Public-health impact of accelerated measles control in the WHO African Region 2000-03. M Otten, R Kezaala, A Fall, B Masresha, R Martin, L Cairns, R Eggers, R Biellik, M Grabowsky, P Strebel et al. The Lancet, 2005;366(9488):832-839.
Explanatory note: In 2000, sub-Saharan Africa had 58% of worldwide measles deaths. The World Health Organization (WHO) and other organizations have implemented measles-elimination initiatives in several African countries. WHO’s strategy for eliminating measles includes four components: improved routine immunization, a second opportunity for measles vaccination during supplemental immunization activities (SIA), measles case management, and measles surveillance. Nineteen African countries, seven in southern Africa and twelve in western and eastern Africa, undertook measles SIA between 2000 and June, 2003.
What has been the effect of the measles control activities implemented by the World Health Organization in Africa on the numbers of measles cases and deaths?
The researchers used three sources of epidemiological data to assess the effect of accelerated control efforts on the burden of measles: aggregate routine surveillance data, case-based surveillance data, and information from outbreak investigations.
From the aggregate routine surveillance data, the researchers compared the average annual number of reported measles cases in the 6 years before the start of SIA with the average annual number of reported measles cases after the SIA.
Case-based surveillance data, in which material from suspected clinical cases was further assessed by reference laboratories, was used to assign each country to one of three categories of measles transmission: very low; low intermittent; or moderate continuing.

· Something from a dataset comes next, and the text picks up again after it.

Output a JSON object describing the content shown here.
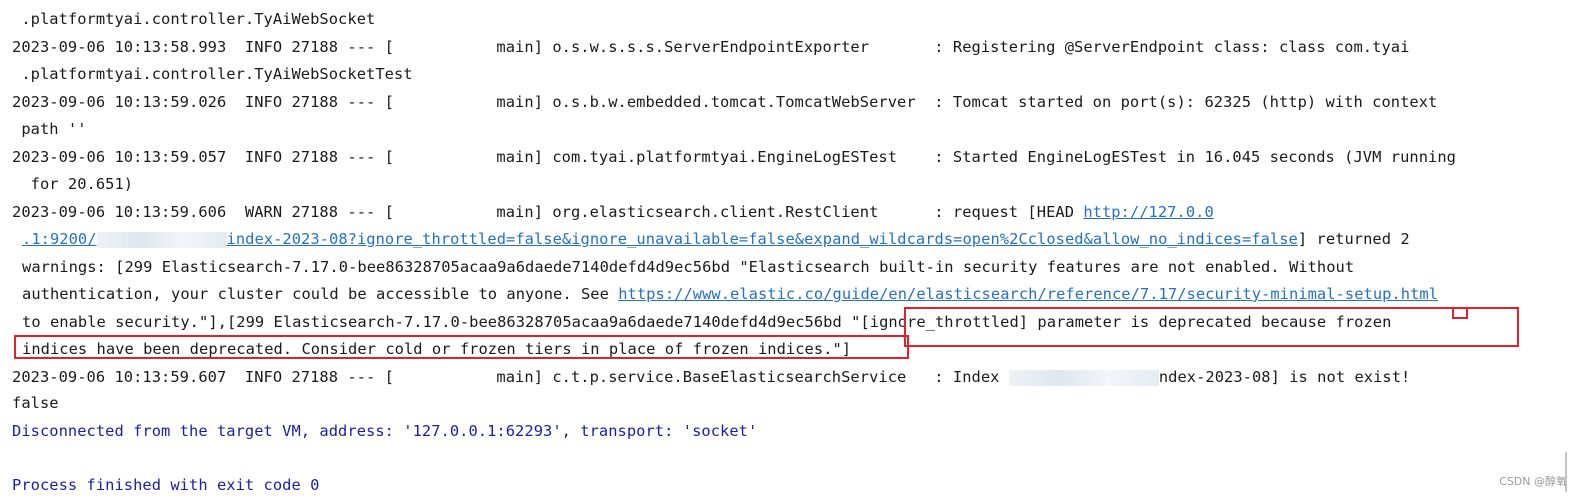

Outbreak investigations were conducted to determine the source and scope of spread, also using a reference laboratory to aid in the investigation.

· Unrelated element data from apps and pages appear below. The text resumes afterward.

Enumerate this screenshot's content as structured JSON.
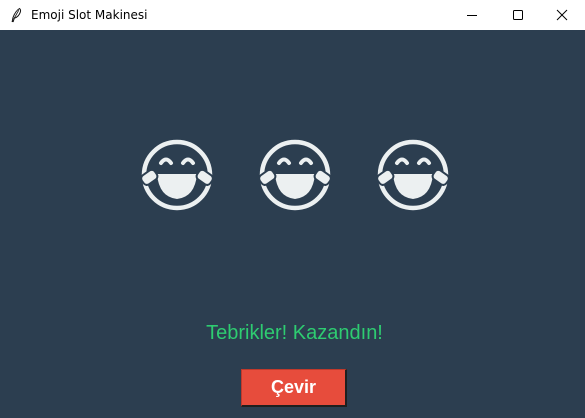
{
  "window": {
    "title": "Emoji Slot Makinesi",
    "app_icon": "feather-icon",
    "controls": {
      "minimize_icon": "minimize-icon",
      "maximize_icon": "maximize-icon",
      "close_icon": "close-icon"
    }
  },
  "reels": [
    {
      "emoji": "face-with-tears-of-joy-icon"
    },
    {
      "emoji": "face-with-tears-of-joy-icon"
    },
    {
      "emoji": "face-with-tears-of-joy-icon"
    }
  ],
  "result": {
    "message": "Tebrikler! Kazandın!",
    "color": "#2ecc71"
  },
  "spin_button": {
    "label": "Çevir",
    "color": "#e74c3c"
  },
  "theme": {
    "background": "#2c3e50",
    "emoji_color": "#ecf0f1"
  }
}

The researchers estimated that measles deaths was proportional to the number of cases of measles. Measles vaccination coverage in the region was based on reports made to WHO.
This study found that the average decline in measles cases for countries in the region was 91%. Both measles virus transmission and measles deaths were notably reduced in 17 of the 19 countries that implemented SIA.
The researchers estimated that for the African Region as a whole, annual measles deaths decreased by 20% due to the control activities implemented in 19 countries.
Region-wide measles immunization strategies can lower measles cases and deaths in regions where the disease remains active.
The Public Health workers faced many obstacles in collecting and analyzing their data. Programs differed across the study countries; there were isolated areas where vaccine acceptance was low; and measles spread from neighboring countries without similar programs. The researchers had to use differing methods to measure cases and deaths. The estimates of baseline measles disease burden was based on historical, and at times imputed, figures.
Despite study design limitations, the study implies that these public health measures were cost effective in reducing measles cases and deaths.